▸ Directions for this task
Return every line of the entries that includes the word "remaining".

= = =

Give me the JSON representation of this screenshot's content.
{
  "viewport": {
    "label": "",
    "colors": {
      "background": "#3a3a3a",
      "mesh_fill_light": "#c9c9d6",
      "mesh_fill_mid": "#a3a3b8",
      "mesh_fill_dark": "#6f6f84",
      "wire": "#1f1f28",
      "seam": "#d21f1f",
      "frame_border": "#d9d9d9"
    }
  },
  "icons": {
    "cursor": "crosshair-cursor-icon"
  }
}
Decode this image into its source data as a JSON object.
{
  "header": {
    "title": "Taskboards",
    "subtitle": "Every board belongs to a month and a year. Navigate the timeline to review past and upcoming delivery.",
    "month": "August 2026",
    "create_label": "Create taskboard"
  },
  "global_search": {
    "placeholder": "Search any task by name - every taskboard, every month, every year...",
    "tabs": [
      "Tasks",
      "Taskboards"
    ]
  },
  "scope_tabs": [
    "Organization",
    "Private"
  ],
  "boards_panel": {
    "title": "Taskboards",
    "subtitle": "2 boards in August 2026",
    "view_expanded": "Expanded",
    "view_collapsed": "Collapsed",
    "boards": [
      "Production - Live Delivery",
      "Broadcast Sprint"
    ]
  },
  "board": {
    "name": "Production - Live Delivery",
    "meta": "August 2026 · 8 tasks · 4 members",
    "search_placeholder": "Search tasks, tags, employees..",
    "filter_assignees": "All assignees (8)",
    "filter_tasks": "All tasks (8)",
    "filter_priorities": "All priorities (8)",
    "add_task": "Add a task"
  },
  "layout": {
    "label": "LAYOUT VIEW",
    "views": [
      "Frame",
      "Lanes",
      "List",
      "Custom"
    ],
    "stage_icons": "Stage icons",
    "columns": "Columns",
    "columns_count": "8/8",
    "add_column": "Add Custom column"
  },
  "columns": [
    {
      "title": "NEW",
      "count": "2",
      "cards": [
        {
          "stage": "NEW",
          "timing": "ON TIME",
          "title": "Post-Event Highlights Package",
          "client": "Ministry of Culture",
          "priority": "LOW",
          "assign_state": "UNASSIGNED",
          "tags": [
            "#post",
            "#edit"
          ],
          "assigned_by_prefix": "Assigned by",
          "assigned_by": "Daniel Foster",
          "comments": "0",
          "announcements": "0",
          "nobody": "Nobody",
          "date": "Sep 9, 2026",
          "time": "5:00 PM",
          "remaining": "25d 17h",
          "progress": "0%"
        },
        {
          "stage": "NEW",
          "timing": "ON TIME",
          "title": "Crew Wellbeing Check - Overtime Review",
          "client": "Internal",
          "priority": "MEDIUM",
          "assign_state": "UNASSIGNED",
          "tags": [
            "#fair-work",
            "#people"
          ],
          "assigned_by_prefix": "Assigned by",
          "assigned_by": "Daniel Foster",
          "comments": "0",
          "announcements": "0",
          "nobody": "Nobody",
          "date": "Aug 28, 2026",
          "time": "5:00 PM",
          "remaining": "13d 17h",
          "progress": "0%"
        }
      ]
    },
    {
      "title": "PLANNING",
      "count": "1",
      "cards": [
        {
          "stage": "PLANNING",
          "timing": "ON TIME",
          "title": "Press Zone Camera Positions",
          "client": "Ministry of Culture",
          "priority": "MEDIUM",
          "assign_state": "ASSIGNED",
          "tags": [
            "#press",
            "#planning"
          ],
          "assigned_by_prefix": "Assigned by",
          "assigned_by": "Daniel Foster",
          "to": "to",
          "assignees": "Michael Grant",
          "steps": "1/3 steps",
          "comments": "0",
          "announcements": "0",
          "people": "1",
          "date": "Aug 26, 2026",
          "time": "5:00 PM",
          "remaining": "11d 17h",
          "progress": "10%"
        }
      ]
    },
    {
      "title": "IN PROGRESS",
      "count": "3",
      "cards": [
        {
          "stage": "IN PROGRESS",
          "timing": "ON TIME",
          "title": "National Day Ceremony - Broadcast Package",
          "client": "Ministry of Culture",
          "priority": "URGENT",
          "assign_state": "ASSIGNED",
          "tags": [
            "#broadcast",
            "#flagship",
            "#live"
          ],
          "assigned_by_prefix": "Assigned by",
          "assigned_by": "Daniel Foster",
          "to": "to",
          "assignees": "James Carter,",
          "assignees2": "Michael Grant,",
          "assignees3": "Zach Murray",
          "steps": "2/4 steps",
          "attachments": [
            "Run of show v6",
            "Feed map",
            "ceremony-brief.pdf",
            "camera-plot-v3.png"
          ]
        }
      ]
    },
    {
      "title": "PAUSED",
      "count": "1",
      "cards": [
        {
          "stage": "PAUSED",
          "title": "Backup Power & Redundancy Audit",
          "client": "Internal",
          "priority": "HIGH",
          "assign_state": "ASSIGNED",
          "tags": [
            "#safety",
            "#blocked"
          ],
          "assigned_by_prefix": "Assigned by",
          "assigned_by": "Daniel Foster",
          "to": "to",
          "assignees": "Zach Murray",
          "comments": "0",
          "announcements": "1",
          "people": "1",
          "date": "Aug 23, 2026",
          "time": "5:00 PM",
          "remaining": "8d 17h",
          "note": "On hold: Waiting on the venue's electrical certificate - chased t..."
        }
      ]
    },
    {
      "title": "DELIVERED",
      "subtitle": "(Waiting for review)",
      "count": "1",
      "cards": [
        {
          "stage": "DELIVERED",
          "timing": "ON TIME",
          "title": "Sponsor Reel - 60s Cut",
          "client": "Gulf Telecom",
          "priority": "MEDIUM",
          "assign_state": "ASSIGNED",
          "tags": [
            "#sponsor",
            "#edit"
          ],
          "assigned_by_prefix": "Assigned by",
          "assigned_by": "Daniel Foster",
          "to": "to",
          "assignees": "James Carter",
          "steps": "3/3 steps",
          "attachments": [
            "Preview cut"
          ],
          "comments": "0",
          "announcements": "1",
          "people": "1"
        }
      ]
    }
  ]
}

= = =

▸ Result
          "remaining": "25d 17h",
          "remaining": "13d 17h",
          "remaining": "11d 17h",
          "remaining": "8d 17h",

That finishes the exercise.